Challenges and Change of Pentecostalism

Pentecostalism, like all religious movements, faces a range of challenges and changes. Here are a few key issues:

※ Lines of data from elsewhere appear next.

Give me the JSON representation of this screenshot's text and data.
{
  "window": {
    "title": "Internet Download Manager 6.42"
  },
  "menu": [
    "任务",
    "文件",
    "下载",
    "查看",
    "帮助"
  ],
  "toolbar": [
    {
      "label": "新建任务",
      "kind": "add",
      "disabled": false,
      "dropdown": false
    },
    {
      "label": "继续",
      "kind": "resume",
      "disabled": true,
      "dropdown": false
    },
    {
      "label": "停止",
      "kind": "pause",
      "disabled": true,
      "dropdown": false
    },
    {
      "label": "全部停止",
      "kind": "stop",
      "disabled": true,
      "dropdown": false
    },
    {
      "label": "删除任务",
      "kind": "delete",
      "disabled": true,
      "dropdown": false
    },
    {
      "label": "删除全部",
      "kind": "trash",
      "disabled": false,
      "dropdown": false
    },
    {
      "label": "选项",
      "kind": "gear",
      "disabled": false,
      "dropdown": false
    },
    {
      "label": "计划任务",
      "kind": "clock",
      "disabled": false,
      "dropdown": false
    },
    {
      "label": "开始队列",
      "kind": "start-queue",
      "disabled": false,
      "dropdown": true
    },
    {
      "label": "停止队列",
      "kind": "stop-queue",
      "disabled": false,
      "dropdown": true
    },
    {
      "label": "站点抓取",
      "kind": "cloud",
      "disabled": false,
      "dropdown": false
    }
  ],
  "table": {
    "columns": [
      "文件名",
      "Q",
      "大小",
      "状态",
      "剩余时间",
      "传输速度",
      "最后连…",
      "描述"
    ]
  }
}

  1. Cultural Adaptation: Pentecostal churches, particularly in the United States, face the challenge of adapting to a rapidly changing culture while maintaining their distinctive beliefs and practices. This includes issues like changing norms around gender and sexuality, multiculturalism, and the growing number of religiously unaffiliated “nones.”
  2. Theological Development: As a relatively new movement in the context of church history, Pentecostalism is still in the process of developing its theological identity. This includes ongoing debates over issues like the role of women in ministry, the nature of the baptism in the Holy Spirit, and the relationship between faith and prosperity.
  3. Political Engagement: Many Pentecostal churches have been drawn into political debates and controversies, particularly in the United States. The relationship between faith and politics is a complex and often divisive issue within the movement.
  4. Economic Issues: Pentecostalism has often flourished among lower socioeconomic groups, and many Pentecostal churches are actively involved in addressing issues of poverty and economic injustice. However, the so-called “prosperity gospel,” which teaches that God wants believers to be materially prosperous, has been a source of controversy.
  5. Globalization: Pentecostalism is a global movement, and churches in the United States are increasingly influenced by trends and developments in the Global South. This includes new styles of worship, new theological ideas, and new models of church leadership and organization.
  6. Scandals and Accountability: Like all religious movements, Pentecostalism has had its share of scandals involving issues like financial mismanagement, sexual misconduct, and abuses of power. These scandals raise questions about accountability and governance within Pentecostal churches and organizations.

In facing these challenges and changes, Pentecostalism is likely to continue to evolve and adapt in the years to come. As a movement characterized by dynamism and flexibility, it has shown a remarkable capacity for growth and renewal.